** Opening Records supplied block **

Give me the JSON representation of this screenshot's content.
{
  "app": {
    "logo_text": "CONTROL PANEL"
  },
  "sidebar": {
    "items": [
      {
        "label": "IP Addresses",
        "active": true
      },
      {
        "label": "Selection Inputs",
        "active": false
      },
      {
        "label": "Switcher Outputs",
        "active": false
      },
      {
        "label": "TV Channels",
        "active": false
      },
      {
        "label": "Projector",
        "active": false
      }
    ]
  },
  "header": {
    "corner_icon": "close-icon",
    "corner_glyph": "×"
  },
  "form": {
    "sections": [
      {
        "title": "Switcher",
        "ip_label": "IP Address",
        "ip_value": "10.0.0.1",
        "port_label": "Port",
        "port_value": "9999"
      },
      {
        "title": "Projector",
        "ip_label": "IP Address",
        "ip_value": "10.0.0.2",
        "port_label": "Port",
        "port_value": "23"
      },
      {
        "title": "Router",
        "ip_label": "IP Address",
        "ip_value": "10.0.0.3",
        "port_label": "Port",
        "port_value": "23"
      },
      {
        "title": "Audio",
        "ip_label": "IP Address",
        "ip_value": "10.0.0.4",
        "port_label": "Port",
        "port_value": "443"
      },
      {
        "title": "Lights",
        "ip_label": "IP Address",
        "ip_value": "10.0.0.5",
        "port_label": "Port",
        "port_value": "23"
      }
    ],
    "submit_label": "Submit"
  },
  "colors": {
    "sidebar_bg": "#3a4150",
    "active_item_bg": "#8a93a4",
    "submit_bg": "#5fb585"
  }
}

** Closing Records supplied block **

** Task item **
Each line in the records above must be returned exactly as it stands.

** Completed task **
Give me the JSON representation of this screenshot's content.
{
  "app": {
    "logo_text": "CONTROL PANEL"
  },
  "sidebar": {
    "items": [
      {
        "label": "IP Addresses",
        "active": true
      },
      {
        "label": "Selection Inputs",
        "active": false
      },
      {
        "label": "Switcher Outputs",
        "active": false
      },
      {
        "label": "TV Channels",
        "active": false
      },
      {
        "label": "Projector",
        "active": false
      }
    ]
  },
  "header": {
    "corner_icon": "close-icon",
    "corner_glyph": "×"
  },
  "form": {
    "sections": [
      {
        "title": "Switcher",
        "ip_label": "IP Address",
        "ip_value": "10.0.0.1",
        "port_label": "Port",
        "port_value": "9999"
      },
      {
        "title": "Projector",
        "ip_label": "IP Address",
        "ip_value": "10.0.0.2",
        "port_label": "Port",
        "port_value": "23"
      },
      {
        "title": "Router",
        "ip_label": "IP Address",
        "ip_value": "10.0.0.3",
        "port_label": "Port",
        "port_value": "23"
      },
      {
        "title": "Audio",
        "ip_label": "IP Address",
        "ip_value": "10.0.0.4",
        "port_label": "Port",
        "port_value": "443"
      },
      {
        "title": "Lights",
        "ip_label": "IP Address",
        "ip_value": "10.0.0.5",
        "port_label": "Port",
        "port_value": "23"
      }
    ],
    "submit_label": "Submit"
  },
  "colors": {
    "sidebar_bg": "#3a4150",
    "active_item_bg": "#8a93a4",
    "submit_bg": "#5fb585"
  }
}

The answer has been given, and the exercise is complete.